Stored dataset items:

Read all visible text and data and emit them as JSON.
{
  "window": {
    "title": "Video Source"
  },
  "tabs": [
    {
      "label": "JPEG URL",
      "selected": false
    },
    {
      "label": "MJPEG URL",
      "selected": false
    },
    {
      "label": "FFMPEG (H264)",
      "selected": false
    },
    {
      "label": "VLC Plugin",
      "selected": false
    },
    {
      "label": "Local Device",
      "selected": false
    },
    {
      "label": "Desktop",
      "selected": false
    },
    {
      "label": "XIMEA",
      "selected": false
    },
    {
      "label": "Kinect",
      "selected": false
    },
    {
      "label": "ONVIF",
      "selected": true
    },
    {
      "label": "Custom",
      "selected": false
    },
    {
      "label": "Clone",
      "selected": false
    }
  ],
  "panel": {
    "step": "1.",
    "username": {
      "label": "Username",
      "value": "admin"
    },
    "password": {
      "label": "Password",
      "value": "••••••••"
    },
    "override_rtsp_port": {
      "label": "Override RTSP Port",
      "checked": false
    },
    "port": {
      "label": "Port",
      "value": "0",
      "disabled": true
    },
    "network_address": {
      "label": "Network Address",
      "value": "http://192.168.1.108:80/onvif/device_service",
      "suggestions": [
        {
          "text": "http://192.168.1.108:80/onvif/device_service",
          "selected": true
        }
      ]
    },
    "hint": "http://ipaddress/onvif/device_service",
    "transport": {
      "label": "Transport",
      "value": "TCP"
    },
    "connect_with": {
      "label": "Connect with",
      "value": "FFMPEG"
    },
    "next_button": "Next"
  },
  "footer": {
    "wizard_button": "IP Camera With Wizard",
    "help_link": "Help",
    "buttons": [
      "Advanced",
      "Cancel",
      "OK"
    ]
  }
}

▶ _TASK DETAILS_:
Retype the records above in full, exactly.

▶ _FINISHED EXERCISE_:
Read all visible text and data and emit them as JSON.
{
  "window": {
    "title": "Video Source"
  },
  "tabs": [
    {
      "label": "JPEG URL",
      "selected": false
    },
    {
      "label": "MJPEG URL",
      "selected": false
    },
    {
      "label": "FFMPEG (H264)",
      "selected": false
    },
    {
      "label": "VLC Plugin",
      "selected": false
    },
    {
      "label": "Local Device",
      "selected": false
    },
    {
      "label": "Desktop",
      "selected": false
    },
    {
      "label": "XIMEA",
      "selected": false
    },
    {
      "label": "Kinect",
      "selected": false
    },
    {
      "label": "ONVIF",
      "selected": true
    },
    {
      "label": "Custom",
      "selected": false
    },
    {
      "label": "Clone",
      "selected": false
    }
  ],
  "panel": {
    "step": "1.",
    "username": {
      "label": "Username",
      "value": "admin"
    },
    "password": {
      "label": "Password",
      "value": "••••••••"
    },
    "override_rtsp_port": {
      "label": "Override RTSP Port",
      "checked": false
    },
    "port": {
      "label": "Port",
      "value": "0",
      "disabled": true
    },
    "network_address": {
      "label": "Network Address",
      "value": "http://192.168.1.108:80/onvif/device_service",
      "suggestions": [
        {
          "text": "http://192.168.1.108:80/onvif/device_service",
          "selected": true
        }
      ]
    },
    "hint": "http://ipaddress/onvif/device_service",
    "transport": {
      "label": "Transport",
      "value": "TCP"
    },
    "connect_with": {
      "label": "Connect with",
      "value": "FFMPEG"
    },
    "next_button": "Next"
  },
  "footer": {
    "wizard_button": "IP Camera With Wizard",
    "help_link": "Help",
    "buttons": [
      "Advanced",
      "Cancel",
      "OK"
    ]
  }
}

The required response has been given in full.